Soil: Mesic (Medium) – Xeric (Dry)
Sun: Full Sun
Height: 1-3 feet
Bloom Color: White
Bloom Season: June – September
Suggested Uses: White Prairie Clover is an upland prairie legume that is beautifully vase-shaped with white flowers that are arranged in a densely packed terminal head. Grows well on both sandy or gravelly soils as well as typical, mesic garden soil. They are also an excellent choice as a cut flower. It blooms a couple weeks before Purple Prairie Clover (Dalea purpurea). The flowers are attractive to butterflies and bees. Rabbits will happily snack on this plant.
Native Range: Native to the Great Plains and parts of the Southwest. Native throughout the state of Minnesota except for the northeast corner.
Pollinators: Bees and small butterflies including the federally endangered Rusty Patched Bumble Bee (Bombus affinis). Prairie clovers are also an important nectar source for adult monarch butterflies.
Flowers: The flowers grow in 1″-3″ long cylindrical spikes. They bloom in a ring around the spike. The individual flowers are 1/6″ long with one main heart-shaped petal and 4 narrow petal like structures.
Leaves: The 1 1/2″ alternate leaves has 5-9 linear leaflets.
Medicinal Uses: A tea can be made from the ground roots. Roots are edible and are eaten raw. Consume at your own risk.

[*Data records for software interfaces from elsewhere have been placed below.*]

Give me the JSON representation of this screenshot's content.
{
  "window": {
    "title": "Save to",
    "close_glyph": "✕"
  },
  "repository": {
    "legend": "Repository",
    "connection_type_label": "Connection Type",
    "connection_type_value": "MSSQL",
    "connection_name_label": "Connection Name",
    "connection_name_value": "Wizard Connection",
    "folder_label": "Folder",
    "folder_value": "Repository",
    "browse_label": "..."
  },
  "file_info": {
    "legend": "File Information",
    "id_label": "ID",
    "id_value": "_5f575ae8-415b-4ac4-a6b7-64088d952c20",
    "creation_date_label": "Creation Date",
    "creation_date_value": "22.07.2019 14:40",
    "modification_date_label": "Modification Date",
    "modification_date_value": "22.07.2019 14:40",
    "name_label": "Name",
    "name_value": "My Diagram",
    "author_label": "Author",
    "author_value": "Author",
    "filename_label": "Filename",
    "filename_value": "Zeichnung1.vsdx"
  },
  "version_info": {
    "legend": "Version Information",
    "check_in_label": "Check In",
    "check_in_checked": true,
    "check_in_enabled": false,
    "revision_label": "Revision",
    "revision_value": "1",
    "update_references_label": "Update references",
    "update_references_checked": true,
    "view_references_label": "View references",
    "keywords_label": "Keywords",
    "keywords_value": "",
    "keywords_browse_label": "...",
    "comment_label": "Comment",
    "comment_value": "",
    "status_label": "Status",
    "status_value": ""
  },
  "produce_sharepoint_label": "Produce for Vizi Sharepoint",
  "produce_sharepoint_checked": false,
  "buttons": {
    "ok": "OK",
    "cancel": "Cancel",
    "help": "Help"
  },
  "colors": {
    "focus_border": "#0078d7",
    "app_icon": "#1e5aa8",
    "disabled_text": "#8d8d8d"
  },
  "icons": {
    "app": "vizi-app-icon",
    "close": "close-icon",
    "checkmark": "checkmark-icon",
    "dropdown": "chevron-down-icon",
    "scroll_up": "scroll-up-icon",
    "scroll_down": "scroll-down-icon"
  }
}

More Information: The roots can grow 5′ deep. It is somewhat more rare than the purple prairie clover.
More information: USDA plant profile